Ever been enjoying a nice hot shower and the water suddenly goes super-hot, or icy cold, or stops flowing completely? Your first thought is whether your annoying housemate turned on a tap in another room, or a pipe burst in your street, but maybe you accidentally did it yourself . . .
Turning the water on is nice and easy using a single lever tap, but this also means that it’s just as easy to accidentally turn the water off, or change its temperature abruptly leaving you in a sudden state of shock.
At my local pool, for instance, I find it impossible to shower properly without knocking the lever tap. Each time I adjust it, I knock it again. It drives me mad.
Whoever designed these showers did not think about the user!
At the very least, it is annoying to be left standing in a stream of water that isn’t the temperature you want or to have the shower stop completely. However, it can be dangerous as well.
Dangers of Lever Shower Taps
The first and most present danger of lever shower taps is scalds. The average person’s skin burns very quickly, and it is even quicker for children and the elderly. So, there’s a risk of 1st, 2nd or even 3rd degree burns if exposure to hot water is more than a few milliseconds (at 60ºC, it takes just one second for hot water to cause third-degree burns.)
The second danger is falling. If you’ve ever accidentally got too close to a naked flame, you’ll know that you are designed to react quickly when you’re in imminent danger. You have a reflex reaction to jump away from the heat source, which is the same reaction that could get you hurt in the shower if the temperature of the water changes quickly.
Maybe this wouldn’t be a problem for most fit adults, but elderly folk are at big risk of shower falls.
These are pictures I took at a hotel in The Netherlands.
You can see there isn’t much room between the water flow and the lever tap
The best option to eliminate these potential problems is to avoid installing a wall-mounted lever mixer in the first place.

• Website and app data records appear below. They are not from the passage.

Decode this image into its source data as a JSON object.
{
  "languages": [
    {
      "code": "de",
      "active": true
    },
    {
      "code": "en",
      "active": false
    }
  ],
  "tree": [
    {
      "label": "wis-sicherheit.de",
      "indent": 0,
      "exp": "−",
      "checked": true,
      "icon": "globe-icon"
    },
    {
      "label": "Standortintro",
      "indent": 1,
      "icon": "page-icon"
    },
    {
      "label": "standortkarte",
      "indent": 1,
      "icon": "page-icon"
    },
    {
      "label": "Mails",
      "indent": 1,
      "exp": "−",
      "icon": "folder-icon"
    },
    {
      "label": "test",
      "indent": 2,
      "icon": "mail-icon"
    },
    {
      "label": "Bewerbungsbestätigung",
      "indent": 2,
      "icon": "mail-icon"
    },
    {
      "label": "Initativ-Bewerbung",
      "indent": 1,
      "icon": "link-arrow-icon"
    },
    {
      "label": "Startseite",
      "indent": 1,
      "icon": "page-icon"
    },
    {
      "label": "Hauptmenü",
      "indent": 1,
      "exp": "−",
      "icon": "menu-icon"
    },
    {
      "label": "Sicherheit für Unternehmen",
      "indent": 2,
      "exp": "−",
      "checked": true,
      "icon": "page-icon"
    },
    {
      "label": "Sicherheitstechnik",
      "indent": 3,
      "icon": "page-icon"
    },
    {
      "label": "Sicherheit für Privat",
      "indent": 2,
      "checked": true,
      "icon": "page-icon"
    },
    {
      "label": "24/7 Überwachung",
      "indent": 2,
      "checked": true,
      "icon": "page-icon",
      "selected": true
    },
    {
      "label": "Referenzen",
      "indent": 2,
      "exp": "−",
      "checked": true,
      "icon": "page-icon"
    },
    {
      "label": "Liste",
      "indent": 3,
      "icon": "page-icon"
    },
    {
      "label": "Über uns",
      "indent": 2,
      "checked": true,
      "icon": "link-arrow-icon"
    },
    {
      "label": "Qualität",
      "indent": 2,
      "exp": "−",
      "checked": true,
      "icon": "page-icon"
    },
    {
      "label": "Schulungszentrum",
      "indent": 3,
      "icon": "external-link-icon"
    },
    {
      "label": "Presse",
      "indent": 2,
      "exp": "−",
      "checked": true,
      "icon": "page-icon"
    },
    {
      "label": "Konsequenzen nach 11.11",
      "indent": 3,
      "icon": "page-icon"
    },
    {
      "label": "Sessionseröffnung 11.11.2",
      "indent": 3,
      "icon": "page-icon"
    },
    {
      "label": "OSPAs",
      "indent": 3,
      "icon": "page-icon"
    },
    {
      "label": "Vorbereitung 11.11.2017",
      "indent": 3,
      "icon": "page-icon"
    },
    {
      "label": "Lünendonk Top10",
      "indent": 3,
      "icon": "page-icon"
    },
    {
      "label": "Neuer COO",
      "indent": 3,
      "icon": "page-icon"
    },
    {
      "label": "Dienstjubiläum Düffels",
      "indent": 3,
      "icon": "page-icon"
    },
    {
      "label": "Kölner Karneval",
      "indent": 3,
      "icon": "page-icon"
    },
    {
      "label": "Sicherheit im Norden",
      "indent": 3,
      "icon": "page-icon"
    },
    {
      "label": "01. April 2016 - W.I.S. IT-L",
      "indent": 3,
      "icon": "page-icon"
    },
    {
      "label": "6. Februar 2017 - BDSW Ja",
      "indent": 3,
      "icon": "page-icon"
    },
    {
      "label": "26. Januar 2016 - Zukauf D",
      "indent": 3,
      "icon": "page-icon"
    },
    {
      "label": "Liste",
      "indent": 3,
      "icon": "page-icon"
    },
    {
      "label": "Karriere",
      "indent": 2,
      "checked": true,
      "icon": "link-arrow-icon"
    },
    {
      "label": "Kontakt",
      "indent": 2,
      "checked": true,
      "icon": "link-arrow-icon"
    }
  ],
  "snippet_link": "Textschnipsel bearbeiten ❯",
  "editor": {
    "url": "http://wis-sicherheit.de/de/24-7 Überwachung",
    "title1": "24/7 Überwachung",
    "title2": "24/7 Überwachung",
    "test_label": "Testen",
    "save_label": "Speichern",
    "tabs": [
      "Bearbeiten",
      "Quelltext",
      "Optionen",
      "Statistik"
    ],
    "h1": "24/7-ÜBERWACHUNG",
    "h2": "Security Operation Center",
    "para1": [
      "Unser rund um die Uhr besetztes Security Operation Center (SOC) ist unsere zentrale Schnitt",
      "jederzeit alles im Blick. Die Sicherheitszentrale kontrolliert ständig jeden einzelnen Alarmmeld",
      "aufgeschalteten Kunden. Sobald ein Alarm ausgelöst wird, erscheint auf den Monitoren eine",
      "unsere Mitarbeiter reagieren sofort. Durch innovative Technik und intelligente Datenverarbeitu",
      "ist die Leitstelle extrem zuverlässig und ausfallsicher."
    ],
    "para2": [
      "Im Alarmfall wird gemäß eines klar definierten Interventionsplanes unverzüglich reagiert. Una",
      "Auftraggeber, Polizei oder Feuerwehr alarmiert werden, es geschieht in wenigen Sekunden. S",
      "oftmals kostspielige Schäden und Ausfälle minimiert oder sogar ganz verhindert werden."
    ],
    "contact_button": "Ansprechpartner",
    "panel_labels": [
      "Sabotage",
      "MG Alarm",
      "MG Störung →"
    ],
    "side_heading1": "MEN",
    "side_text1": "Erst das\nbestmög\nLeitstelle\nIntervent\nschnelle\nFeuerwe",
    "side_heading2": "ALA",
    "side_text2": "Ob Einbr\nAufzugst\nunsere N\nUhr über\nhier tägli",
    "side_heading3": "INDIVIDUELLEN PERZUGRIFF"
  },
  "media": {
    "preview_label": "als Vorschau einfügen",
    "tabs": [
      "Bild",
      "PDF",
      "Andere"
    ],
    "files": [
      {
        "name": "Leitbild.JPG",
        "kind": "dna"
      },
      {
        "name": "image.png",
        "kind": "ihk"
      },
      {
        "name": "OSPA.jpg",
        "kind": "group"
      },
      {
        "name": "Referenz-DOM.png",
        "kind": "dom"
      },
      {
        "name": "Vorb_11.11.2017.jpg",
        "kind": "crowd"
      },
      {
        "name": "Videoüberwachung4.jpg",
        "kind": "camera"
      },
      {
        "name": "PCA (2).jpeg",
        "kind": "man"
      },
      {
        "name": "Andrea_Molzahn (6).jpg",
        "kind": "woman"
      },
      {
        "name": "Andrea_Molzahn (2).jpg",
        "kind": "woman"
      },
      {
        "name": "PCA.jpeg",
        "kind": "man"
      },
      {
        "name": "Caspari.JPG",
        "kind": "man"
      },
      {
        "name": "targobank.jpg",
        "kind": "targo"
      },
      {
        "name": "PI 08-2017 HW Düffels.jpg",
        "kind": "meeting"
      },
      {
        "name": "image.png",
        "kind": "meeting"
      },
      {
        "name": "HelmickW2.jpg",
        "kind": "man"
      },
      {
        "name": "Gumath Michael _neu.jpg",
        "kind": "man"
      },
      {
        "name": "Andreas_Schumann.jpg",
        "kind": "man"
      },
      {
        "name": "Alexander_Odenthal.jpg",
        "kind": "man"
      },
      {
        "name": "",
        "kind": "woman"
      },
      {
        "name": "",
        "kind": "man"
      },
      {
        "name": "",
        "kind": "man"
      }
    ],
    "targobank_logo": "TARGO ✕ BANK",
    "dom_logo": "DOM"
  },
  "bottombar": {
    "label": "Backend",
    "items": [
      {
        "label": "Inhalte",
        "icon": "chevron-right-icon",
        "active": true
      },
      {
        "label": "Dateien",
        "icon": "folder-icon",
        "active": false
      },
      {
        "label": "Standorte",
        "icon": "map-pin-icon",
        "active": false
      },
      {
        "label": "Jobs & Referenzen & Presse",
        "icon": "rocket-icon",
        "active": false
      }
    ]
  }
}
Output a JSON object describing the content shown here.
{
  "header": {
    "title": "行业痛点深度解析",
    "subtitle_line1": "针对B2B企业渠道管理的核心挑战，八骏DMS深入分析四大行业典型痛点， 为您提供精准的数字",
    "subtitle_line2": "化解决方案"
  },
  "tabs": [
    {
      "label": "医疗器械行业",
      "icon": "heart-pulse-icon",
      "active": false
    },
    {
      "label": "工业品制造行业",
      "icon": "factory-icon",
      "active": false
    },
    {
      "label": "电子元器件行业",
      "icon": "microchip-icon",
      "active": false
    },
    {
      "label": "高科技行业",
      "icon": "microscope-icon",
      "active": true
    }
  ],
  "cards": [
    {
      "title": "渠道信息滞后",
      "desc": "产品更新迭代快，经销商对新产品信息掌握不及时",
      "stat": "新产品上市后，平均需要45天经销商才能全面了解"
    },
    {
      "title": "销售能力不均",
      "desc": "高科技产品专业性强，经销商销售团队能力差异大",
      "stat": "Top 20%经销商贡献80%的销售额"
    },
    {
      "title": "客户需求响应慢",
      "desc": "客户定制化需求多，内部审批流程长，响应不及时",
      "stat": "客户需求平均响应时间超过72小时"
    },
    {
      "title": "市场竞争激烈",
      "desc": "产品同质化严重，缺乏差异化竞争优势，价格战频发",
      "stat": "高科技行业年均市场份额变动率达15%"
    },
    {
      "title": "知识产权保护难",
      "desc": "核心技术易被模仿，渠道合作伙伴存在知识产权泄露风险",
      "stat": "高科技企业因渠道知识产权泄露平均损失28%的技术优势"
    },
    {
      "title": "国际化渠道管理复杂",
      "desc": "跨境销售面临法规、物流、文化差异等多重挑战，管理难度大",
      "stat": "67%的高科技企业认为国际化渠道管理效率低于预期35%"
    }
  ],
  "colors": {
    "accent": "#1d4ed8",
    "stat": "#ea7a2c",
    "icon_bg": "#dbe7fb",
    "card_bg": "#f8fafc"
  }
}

However, some people (such as those with arthritis) may have difficulty with regular taps.
So if you do decide to install one, at least place the tap away from the shower flow (preferably closer to the shower entrance for ease of access and a reduced chance of knocking it).
Also, choose a shower-head that is adjustable so the user can easily redirect the water flow away from the tap.
Finally, another way to reduce the risk of scalds is to lower the temperature of your hot water service. Here’s one website that gives great advice on this.
Peace of mind
We all want showers to be relaxing. So, think about the user when designing your shower. After all, that user may be you or your family.